The tiny trees on the image above, part of the artwork for Research Expo 2016, are actually sensors, fabricated by researchers in the lab of University of California, San Diego bioengineering professor Todd Coleman. The sensors are high-tech flexible sensors for medical applications, and can be used to monitor vital signs and brain activity.
Coleman and his colleagues have developed a method that cuts down by half the time needed to make the sensors, which brings them one step closer to mass-market manufacturing and allows bioengineers to broaden the reach of their research to more clinical settings.
“A clinical need is what drove us to change our fabrication process,” Coleman said.
Coleman’s team at UC San Diego has been working in medical settings for four years. Their sensors have been used to monitor premature babies, pregnant women, patients in Intensive Care Units and patients suffering from sleep disorders.
Coleman and colleagues quickly found out that nurses wanted the sensors to come in a peel-and-stick form, like a medical-grade Band Aid. The medium on which the sensors were placed also needed to be FDA-approved.
The sensors’ original fabrication process involved 10 steps – five of which had to take place in a clean room. Also, the steps to remove the sensors from the silicon wafer they’re built on alone took anywhere from 10 to 20 minutes, and the sensors remained fragile and susceptible to rips and tears.
But what if you could use the adhesive properties of a Band Aid-like medium to help peel off the sensors from the silicon wafer easily and quickly?
One of Coleman’s students created a process that comprises only six steps – three of them in the clean room. The steps that took 10 to 20 minutes before now take just 35 seconds.

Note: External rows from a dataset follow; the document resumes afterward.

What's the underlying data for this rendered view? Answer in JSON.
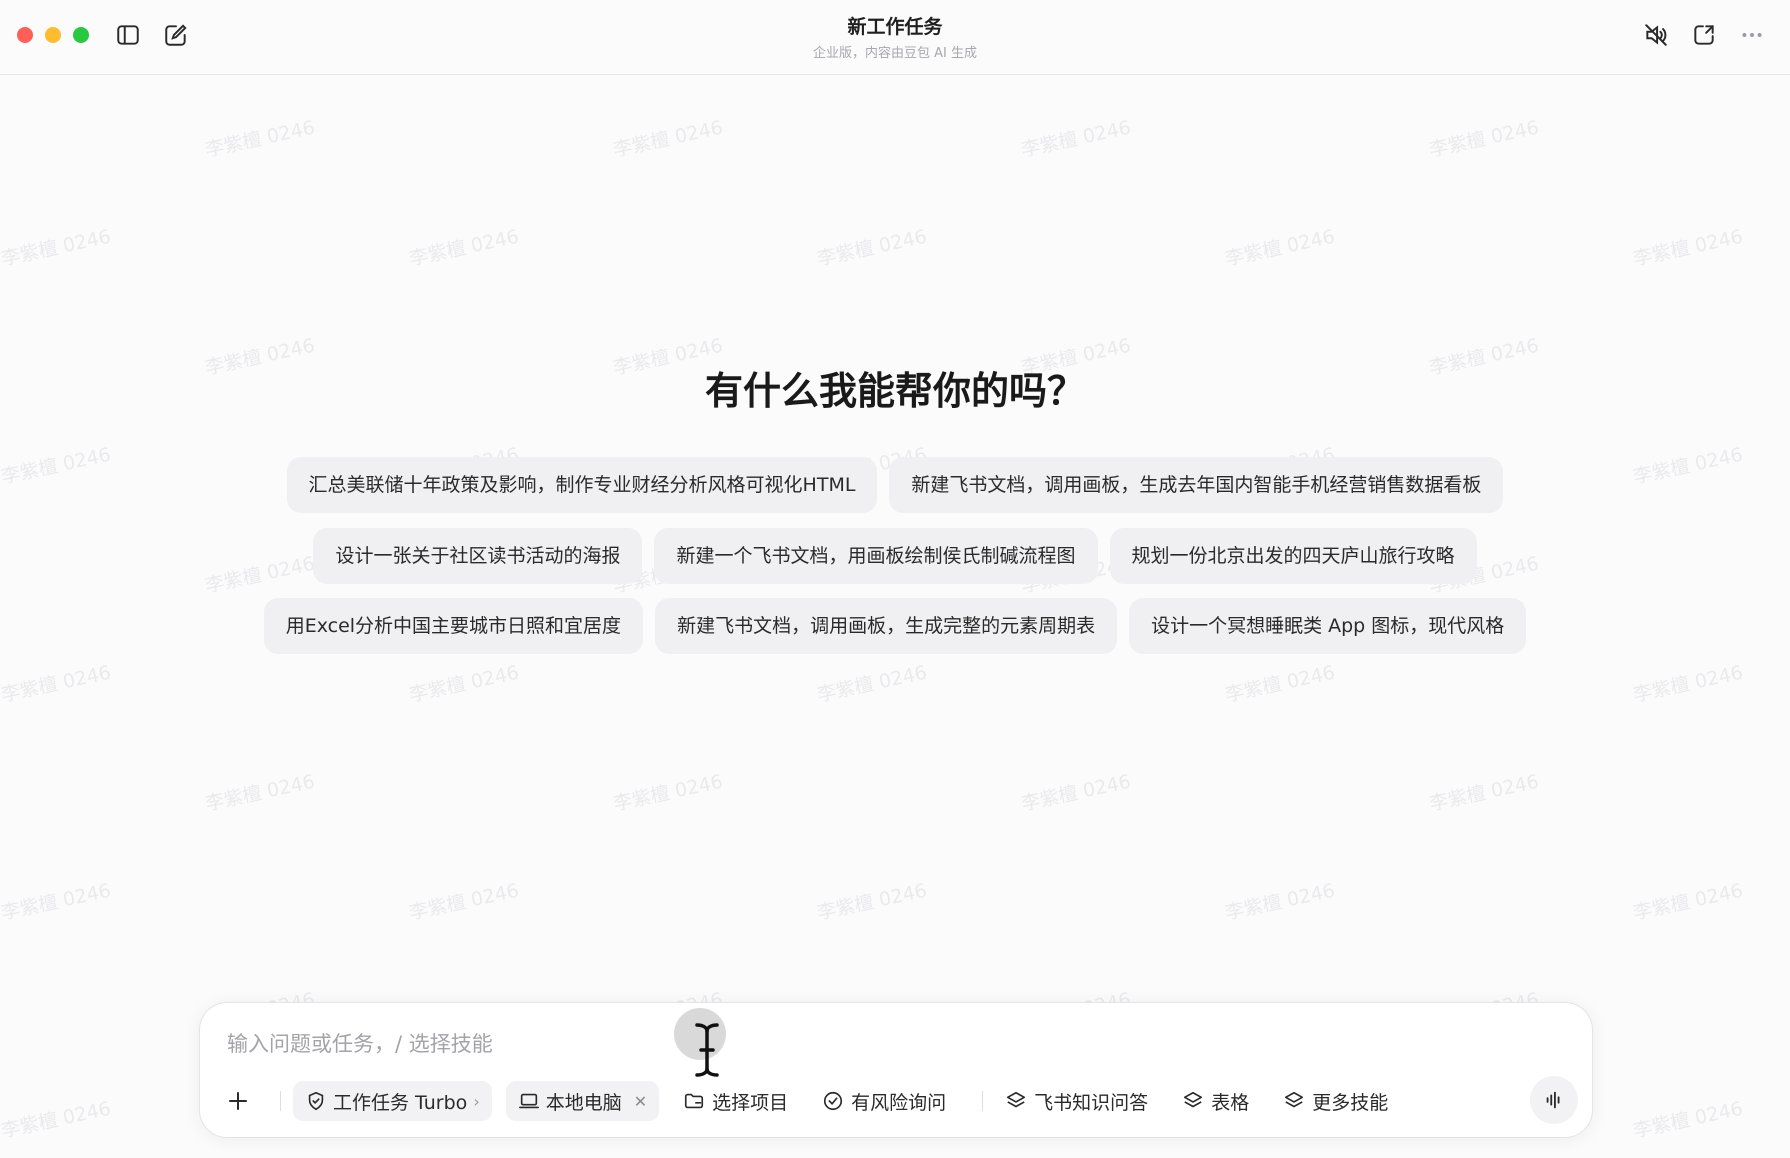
{
  "window": {
    "title": "新工作任务",
    "subtitle": "企业版，内容由豆包 AI 生成"
  },
  "watermark_text": "李紫檀 0246",
  "heading": "有什么我能帮你的吗？",
  "suggestions": [
    [
      "汇总美联储十年政策及影响，制作专业财经分析风格可视化HTML",
      "新建飞书文档，调用画板，生成去年国内智能手机经营销售数据看板"
    ],
    [
      "设计一张关于社区读书活动的海报",
      "新建一个飞书文档，用画板绘制侯氏制碱流程图",
      "规划一份北京出发的四天庐山旅行攻略"
    ],
    [
      "用Excel分析中国主要城市日照和宜居度",
      "新建飞书文档，调用画板，生成完整的元素周期表",
      "设计一个冥想睡眠类 App 图标，现代风格"
    ]
  ],
  "composer": {
    "placeholder": "输入问题或任务，/ 选择技能",
    "mode_label": "工作任务 Turbo",
    "device_label": "本地电脑",
    "select_project_label": "选择项目",
    "risk_label": "有风险询问",
    "skills": [
      "飞书知识问答",
      "表格",
      "更多技能"
    ]
  },
  "icons": {
    "sidebar_toggle": "sidebar-icon",
    "new_task": "edit-icon",
    "mute": "speaker-mute-icon",
    "new_window": "new-window-icon",
    "more": "more-icon",
    "plus": "plus-icon",
    "mode": "shield-icon",
    "device": "laptop-icon",
    "folder": "folder-icon",
    "risk": "check-circle-icon",
    "skill": "layers-icon",
    "voice": "waveform-icon"
  },
  "colors": {
    "close": "#ff5f57",
    "minimize": "#febc2e",
    "maximize": "#28c840",
    "chip_bg": "#f0f0f2"
  }
}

Read more about this research here.
Coleman is a professor in the Department of Bioengineering at the UC San Diego Jacobs School of Engineering. He was recently awarded the 2015 UC San Diego Equal Opportunity/Affirmative Action and Diversity Award for his work recruiting and mentoring underrepresented students and students with diverse backgrounds. You can read more about his outstanding efforts here.
The bioengineering department will showcase 16 posters at Research Expo 2016 on April 14, 2016.